In a more challenging insurance market it can be more difficult for businesses to secure cover as insurers may be more selective of the risks they will take on. Remember when reviewing your existing cover and ascertaining your up-to-date valuations, you should not take for granted renewal on the same terms as the previous year. This is where an insurance review from a dedicated broker can help you prepare for renewal in order to secure adequate cover.
Risks change so businesses need to constantly reassess what could affect them. We can help you ensure you have sufficient cover for your organisation in a shifting risk landscape.
How can Gallagher help?
Call us today to discuss the benefits of a full insurance health check to ensure that adequate protection is in place across your business and navigate any underinsurance pitfalls. As well as helping you to secure the most appropriate cover at renewal, we offer dedicated support throughout the policy year should you need to make any amendments to your policy if your cover requirements change.
In the event of a claim, our in-house claims team and loss adjusters will work closely with you to help you maximise your chances of success. We also offer business continuity planning advice to protect your business stability in the event of disruption.
For more information or to book an insurance review please speak to your local Gallagher representative.
Conditions & Limitations
This note is not intended to give legal or financial advice, and, accordingly, it should not be relied upon for such.

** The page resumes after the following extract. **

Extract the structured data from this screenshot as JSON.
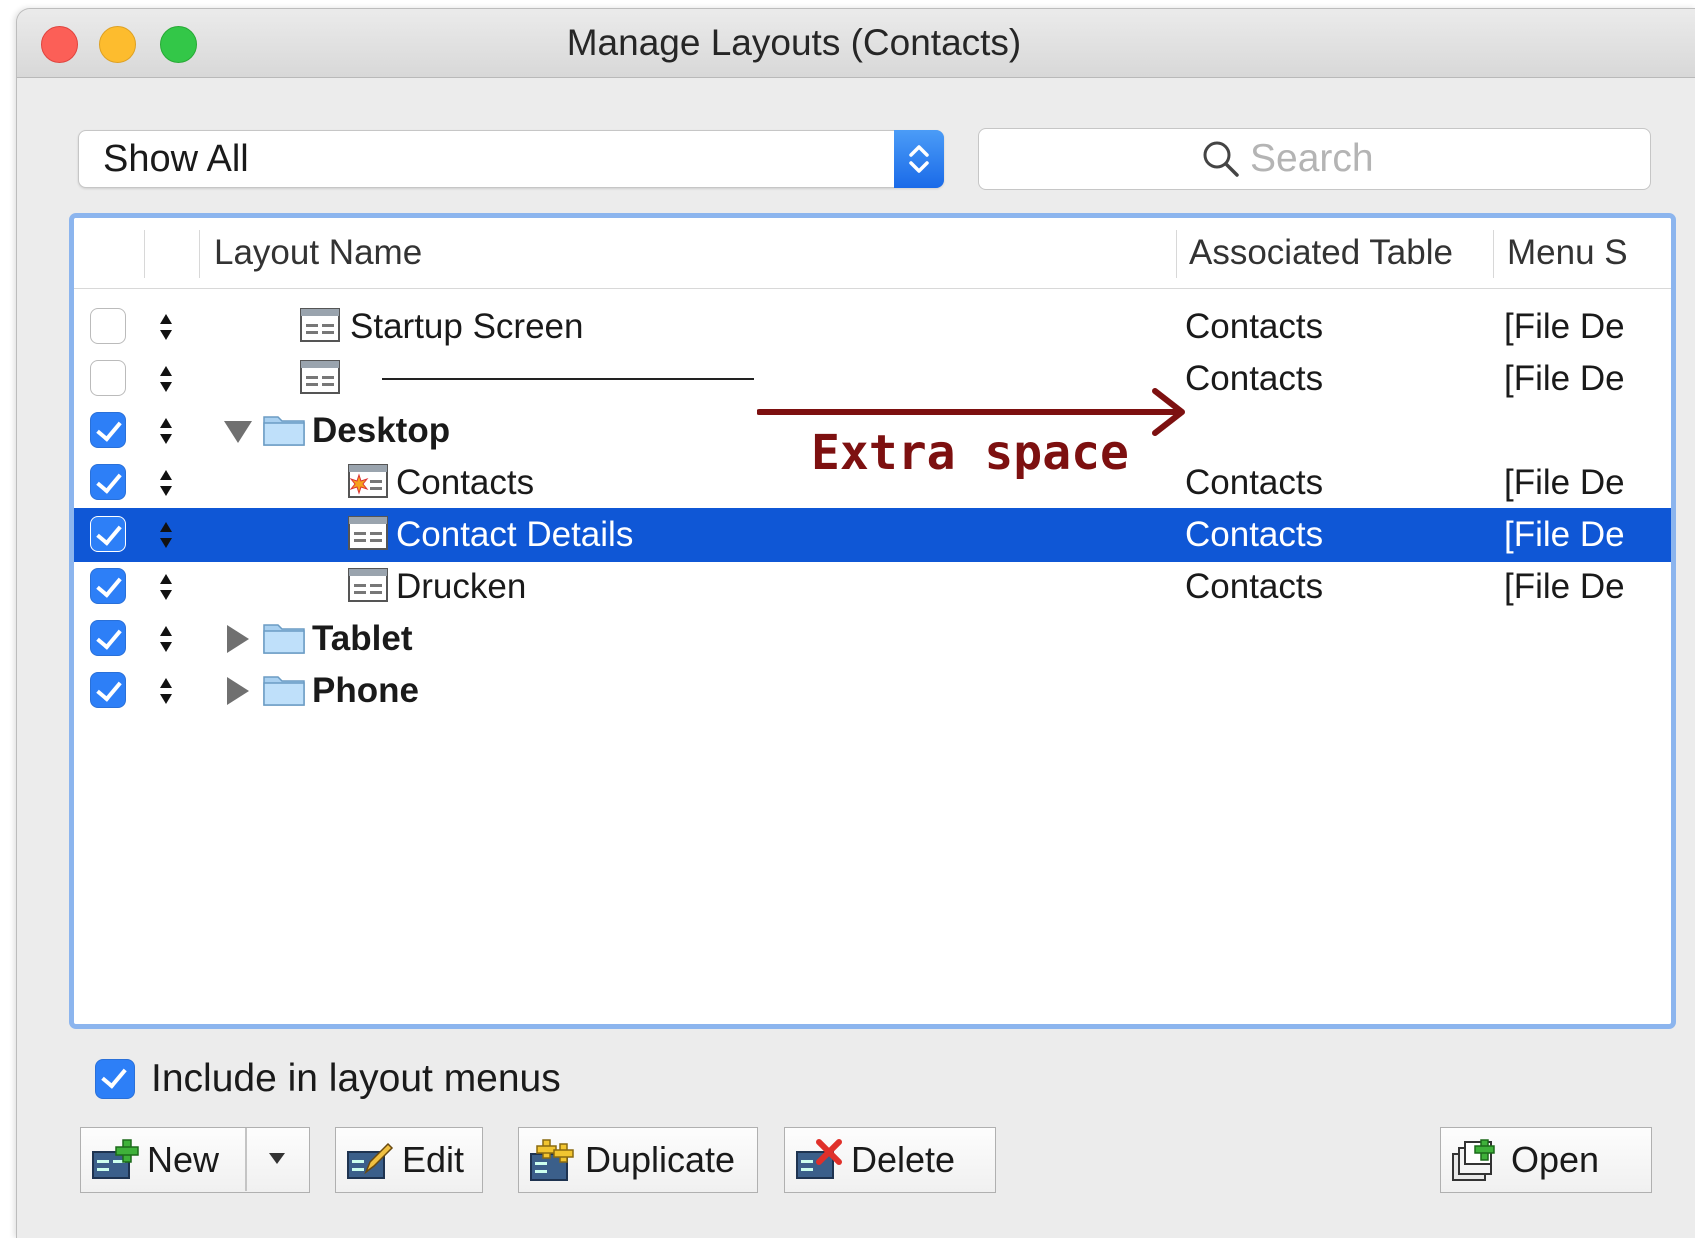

It should not be regarded as a comprehensive statement of the law and/or market practice in this area. In preparing this note we have relied on information sourced from third parties and we make no claims as to the completeness or accuracy of the information contained herein. It reflects our understanding as of 5th May 2021], but you will recognise that matters concerning COVID-19 are fast changing across the world. You should not act upon information in this bulletin nor determine not to act, without first seeking specific legal and/or specialist advice. Our advice to our clients is as an insurance broker and is provided subject to specific terms and conditions, the terms of which take precedence over any representations in this document. No third party to whom this is passed can rely on it. We and our officers, employees or agents shall not be responsible for any loss whatsoever arising from the recipient’s reliance upon any information we provide herein and exclude liability for the content to fullest extent permitted by law. Should you require advice about your specific insurance arrangements or specific claim circumstances, please get in touch with your usual contact at Gallagher.